Farmers can change tools
Cameron points out that farmers can change tools on the robotic platform. The machine itself will be updatable. All components will be manufactured locally as well as in China. The assembly will take place in thingc’s warehouse in Brunswick, Australia. “We have the supply lines ready, so it will be relatively straightforward to build a new robot”, Cameron says.
The startup is looking for farmers to participate in the first trials. “We will focus our development on the applications our early customers want on a robot. They will get a good deal and they will get very dedicated support to solve any problem they are facing. We have not signed up any farmers yet but we are having discussions with some.”
1 million Australian dollars needed
thingc hopes to have the funding needed within 6 months and also expects to have the first robots in the trials running by that time. The startup is looking for investors and is aiming for a total investment sum of 1 million Australian dollars. “We are certainly also looking at farmers that want to be a part of the development as well as use our machine”, says Cameron.

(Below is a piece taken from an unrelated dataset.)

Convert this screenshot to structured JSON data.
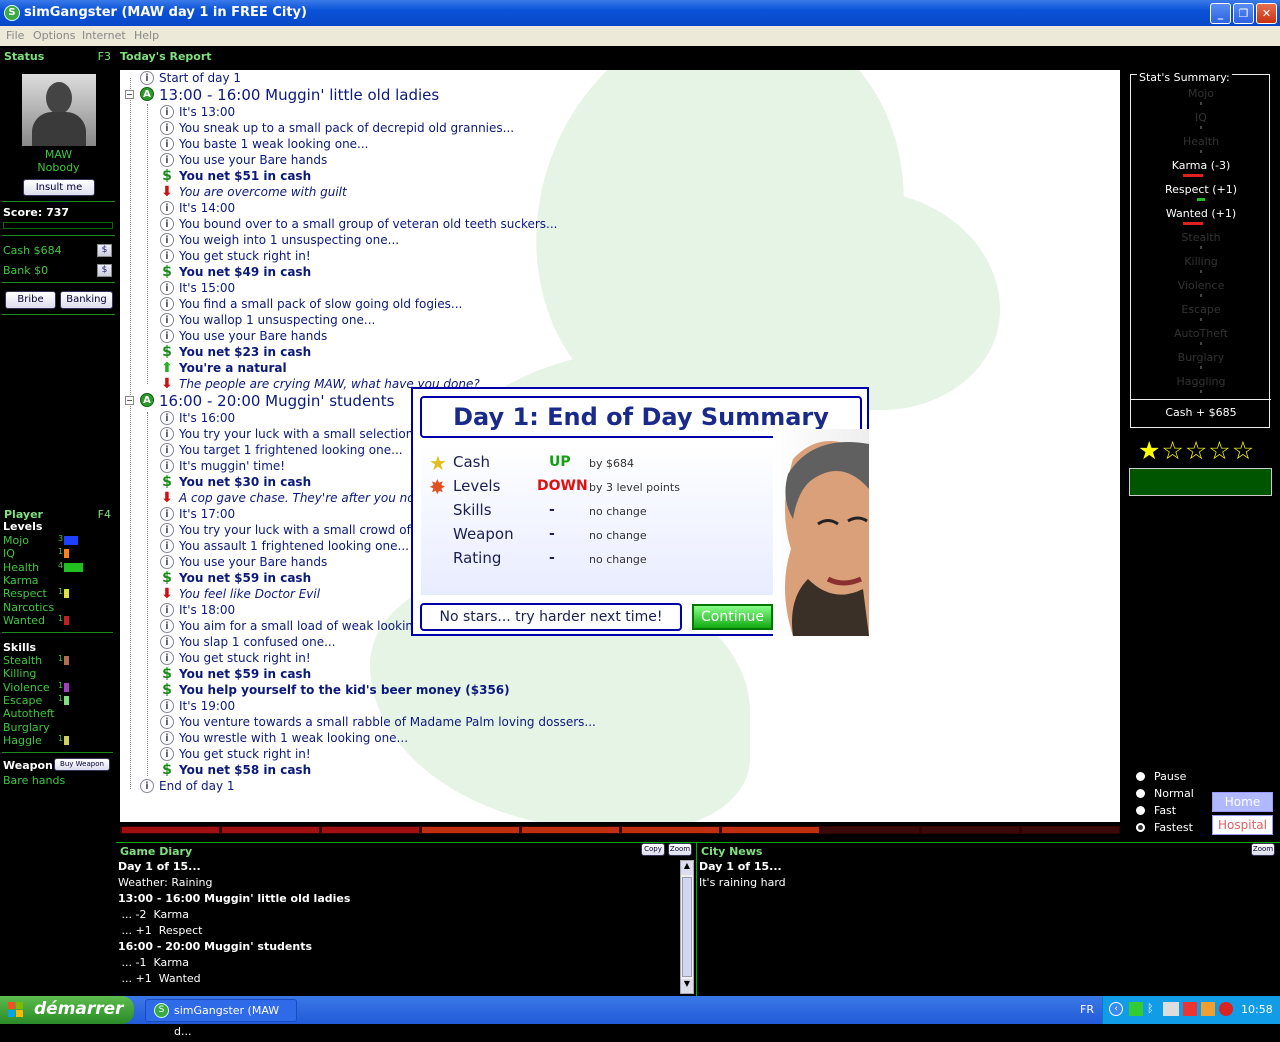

The company has not confirmed a price on the robot yet. That will largely depend on the tool that is used on the platform.